Liver spots are blemishes on the skin associated with aging and exposure to ultraviolet radiation from the sun. They are also known as age spots, sun spots, lentigos, or senile/solar lentigines. They range in color from light brown to red or black and are located in areas most often exposed to the sun, particularly the hands, face, shoulders, arms and forehead, and the head if bald. Liver spots are not related to the liver physiologically, but do have a similar color. It was once believed, incorrectly, that liver spots were due to liver problems.
From the age of 40 onwards the skin is less able to regenerate from sun exposure, and liver spots are very common in this age group, particularly in those who spend time in the sunshine. They have been known to proliferate in some individuals under emotional distress.
In the vast majority of cases liver spots pose no threat, and no treatment is necessary. Occasionally, they have been known to obscure the detection of skin cancer.
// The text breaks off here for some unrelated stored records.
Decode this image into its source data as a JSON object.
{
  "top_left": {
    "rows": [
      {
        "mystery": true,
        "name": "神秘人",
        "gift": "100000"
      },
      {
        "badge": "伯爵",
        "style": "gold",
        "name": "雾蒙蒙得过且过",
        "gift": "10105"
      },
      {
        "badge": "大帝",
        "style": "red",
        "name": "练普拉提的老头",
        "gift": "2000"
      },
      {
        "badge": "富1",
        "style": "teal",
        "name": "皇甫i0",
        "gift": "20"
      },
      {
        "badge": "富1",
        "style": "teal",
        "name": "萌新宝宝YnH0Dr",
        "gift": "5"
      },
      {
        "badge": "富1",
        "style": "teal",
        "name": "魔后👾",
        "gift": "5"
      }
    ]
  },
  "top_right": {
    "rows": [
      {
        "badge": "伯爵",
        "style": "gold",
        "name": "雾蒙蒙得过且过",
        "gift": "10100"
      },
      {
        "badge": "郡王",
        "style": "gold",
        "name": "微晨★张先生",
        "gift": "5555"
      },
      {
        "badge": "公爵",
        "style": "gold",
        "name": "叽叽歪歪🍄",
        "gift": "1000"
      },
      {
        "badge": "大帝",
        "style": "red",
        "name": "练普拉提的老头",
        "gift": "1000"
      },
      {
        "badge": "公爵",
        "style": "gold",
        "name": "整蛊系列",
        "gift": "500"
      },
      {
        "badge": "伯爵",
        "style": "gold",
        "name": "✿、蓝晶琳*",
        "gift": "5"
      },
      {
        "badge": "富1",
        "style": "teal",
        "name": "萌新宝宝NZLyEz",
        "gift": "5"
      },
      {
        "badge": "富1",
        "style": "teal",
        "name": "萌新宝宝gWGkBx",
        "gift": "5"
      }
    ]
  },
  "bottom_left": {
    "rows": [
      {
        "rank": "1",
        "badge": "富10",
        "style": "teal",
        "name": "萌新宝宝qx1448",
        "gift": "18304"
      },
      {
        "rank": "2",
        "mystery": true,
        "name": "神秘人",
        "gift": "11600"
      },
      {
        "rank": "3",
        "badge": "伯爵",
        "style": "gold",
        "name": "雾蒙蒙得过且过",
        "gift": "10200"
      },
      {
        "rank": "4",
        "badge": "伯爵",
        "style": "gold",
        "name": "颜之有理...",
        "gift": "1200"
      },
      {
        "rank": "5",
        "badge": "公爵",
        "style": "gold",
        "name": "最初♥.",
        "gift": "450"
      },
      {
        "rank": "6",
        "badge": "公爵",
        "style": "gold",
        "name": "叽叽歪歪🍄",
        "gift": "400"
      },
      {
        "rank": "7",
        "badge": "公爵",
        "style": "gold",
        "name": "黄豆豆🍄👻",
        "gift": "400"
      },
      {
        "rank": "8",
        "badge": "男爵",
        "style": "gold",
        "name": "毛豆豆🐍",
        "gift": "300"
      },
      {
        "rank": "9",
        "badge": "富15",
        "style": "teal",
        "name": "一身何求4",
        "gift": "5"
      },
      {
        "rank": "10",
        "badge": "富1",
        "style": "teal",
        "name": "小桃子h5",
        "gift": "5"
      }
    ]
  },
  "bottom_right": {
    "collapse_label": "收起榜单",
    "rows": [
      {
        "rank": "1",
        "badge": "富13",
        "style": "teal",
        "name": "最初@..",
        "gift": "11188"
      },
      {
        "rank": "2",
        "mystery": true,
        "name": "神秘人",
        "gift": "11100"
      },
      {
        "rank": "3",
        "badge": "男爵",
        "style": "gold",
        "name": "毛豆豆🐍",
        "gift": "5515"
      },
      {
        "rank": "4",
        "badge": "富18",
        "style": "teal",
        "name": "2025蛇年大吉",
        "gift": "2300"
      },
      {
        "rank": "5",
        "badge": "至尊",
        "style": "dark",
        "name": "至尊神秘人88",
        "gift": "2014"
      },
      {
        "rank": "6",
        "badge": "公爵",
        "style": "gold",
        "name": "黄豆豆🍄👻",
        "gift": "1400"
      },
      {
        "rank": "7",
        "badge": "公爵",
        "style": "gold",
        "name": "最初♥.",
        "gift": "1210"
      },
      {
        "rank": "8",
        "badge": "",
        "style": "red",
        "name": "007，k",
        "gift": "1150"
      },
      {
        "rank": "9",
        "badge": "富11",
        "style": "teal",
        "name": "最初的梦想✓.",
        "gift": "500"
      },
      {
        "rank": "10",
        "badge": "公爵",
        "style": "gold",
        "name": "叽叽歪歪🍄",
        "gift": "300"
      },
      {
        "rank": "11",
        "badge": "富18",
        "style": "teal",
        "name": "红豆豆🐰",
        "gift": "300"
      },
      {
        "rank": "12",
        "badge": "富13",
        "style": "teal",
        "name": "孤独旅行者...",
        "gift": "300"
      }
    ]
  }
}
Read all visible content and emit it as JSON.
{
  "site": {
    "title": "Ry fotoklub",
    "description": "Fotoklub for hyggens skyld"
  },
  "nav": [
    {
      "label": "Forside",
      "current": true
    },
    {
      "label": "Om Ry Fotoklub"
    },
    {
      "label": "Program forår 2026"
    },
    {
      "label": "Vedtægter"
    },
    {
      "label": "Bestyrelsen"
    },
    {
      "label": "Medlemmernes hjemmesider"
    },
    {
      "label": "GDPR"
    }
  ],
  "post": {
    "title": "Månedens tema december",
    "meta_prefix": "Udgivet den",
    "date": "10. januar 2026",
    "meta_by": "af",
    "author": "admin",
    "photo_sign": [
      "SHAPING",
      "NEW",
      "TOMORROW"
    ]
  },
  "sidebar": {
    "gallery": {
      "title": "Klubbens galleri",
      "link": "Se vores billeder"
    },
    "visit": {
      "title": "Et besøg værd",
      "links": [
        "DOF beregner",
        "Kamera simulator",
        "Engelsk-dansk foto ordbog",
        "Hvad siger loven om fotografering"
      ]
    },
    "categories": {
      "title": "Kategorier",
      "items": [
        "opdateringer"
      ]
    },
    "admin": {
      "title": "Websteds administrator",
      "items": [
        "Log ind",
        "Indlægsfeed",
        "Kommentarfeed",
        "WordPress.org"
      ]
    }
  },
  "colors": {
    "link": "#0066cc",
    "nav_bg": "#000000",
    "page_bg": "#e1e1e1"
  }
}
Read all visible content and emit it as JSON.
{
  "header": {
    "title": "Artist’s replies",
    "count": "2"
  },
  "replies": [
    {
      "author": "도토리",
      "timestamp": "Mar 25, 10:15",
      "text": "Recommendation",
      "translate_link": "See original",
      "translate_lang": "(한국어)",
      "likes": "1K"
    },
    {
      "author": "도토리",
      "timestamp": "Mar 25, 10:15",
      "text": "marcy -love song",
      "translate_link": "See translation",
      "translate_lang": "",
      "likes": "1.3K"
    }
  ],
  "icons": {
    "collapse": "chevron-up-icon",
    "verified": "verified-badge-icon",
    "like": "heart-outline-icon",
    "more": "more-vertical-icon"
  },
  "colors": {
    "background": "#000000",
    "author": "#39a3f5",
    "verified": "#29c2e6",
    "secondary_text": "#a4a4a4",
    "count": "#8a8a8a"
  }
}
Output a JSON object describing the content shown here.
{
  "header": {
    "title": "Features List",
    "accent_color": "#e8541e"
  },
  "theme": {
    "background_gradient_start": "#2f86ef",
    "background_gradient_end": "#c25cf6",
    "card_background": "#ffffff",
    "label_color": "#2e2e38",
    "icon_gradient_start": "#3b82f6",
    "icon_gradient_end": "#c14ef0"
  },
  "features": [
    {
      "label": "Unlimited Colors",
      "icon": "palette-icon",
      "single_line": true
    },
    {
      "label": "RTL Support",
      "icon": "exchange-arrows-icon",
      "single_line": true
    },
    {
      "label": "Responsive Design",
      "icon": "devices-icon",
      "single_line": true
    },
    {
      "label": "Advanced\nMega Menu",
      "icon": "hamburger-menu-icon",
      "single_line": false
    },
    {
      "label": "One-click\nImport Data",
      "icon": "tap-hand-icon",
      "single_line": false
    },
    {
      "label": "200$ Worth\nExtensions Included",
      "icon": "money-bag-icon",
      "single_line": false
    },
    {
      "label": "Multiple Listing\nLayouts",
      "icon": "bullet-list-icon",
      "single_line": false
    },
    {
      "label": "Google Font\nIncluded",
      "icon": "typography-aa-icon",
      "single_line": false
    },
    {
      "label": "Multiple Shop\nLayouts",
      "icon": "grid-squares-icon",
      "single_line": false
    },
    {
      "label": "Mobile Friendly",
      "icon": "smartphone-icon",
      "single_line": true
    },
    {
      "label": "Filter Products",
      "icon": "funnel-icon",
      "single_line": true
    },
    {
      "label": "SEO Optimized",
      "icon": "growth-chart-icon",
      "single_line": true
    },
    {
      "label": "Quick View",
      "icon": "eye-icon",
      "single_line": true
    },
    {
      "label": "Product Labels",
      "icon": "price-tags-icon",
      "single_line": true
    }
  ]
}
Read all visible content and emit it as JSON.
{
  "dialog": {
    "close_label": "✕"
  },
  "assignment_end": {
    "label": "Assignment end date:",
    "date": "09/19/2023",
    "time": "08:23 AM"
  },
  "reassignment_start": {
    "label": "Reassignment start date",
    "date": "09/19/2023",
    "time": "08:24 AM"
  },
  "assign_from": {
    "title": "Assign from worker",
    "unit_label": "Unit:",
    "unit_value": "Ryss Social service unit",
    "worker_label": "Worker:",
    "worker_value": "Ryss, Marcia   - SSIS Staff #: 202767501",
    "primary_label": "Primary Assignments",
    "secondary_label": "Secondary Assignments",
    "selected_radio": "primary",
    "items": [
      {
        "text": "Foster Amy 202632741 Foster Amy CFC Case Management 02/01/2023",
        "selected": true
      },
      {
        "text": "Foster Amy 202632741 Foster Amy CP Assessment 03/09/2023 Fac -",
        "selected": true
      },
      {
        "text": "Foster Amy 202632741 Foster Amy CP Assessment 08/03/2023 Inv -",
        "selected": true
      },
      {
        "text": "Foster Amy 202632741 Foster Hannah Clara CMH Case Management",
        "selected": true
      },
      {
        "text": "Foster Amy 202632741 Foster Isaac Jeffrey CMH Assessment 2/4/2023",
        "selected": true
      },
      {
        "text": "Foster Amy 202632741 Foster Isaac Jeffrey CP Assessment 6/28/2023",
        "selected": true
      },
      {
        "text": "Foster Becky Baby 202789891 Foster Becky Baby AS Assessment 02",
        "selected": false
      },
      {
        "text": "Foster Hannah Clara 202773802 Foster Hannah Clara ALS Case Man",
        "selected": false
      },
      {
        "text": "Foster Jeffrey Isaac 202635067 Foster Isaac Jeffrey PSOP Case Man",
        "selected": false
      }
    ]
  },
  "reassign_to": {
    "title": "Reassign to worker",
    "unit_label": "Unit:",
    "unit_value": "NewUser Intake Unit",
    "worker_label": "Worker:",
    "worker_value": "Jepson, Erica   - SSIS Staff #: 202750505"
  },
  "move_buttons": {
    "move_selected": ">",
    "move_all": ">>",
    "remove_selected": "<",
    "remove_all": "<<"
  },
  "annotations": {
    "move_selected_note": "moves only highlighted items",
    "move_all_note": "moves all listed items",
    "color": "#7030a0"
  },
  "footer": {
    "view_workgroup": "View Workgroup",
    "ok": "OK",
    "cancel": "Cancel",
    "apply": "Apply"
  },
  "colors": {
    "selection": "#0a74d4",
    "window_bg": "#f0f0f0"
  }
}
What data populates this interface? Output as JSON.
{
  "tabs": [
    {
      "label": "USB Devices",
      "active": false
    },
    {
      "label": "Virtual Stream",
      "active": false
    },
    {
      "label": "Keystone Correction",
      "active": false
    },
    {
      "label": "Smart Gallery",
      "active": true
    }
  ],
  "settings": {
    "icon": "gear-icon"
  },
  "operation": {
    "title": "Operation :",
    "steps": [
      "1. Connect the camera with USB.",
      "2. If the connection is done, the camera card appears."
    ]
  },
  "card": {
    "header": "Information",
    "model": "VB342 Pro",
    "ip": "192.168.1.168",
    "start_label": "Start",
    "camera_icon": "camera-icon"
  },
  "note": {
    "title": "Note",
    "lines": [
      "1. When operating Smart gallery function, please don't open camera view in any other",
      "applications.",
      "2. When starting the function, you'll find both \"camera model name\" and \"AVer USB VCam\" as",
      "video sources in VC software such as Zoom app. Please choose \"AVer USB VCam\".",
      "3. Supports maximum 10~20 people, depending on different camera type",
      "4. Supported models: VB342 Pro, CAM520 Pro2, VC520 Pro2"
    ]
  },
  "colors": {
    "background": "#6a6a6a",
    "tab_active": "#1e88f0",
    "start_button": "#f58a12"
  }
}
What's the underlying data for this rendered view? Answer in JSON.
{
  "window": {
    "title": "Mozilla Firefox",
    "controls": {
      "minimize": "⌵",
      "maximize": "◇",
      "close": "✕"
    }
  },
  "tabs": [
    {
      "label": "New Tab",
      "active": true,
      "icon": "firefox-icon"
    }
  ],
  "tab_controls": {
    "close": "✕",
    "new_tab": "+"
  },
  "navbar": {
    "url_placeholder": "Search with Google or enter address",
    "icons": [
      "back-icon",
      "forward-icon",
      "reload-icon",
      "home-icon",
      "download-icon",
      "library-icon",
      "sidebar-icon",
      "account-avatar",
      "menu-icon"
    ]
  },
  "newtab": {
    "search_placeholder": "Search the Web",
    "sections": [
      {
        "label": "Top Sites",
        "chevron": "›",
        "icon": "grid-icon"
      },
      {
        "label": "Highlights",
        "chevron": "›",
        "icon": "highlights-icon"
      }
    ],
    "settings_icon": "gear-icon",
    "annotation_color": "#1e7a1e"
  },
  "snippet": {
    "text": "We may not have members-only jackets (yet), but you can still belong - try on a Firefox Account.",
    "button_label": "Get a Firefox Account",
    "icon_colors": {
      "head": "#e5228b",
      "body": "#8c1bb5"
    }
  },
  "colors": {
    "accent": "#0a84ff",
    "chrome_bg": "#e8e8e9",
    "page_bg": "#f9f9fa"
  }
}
Some people wish to have these spots removed as they consider them unsightly; this can be done by cryotherapy or laser treatment.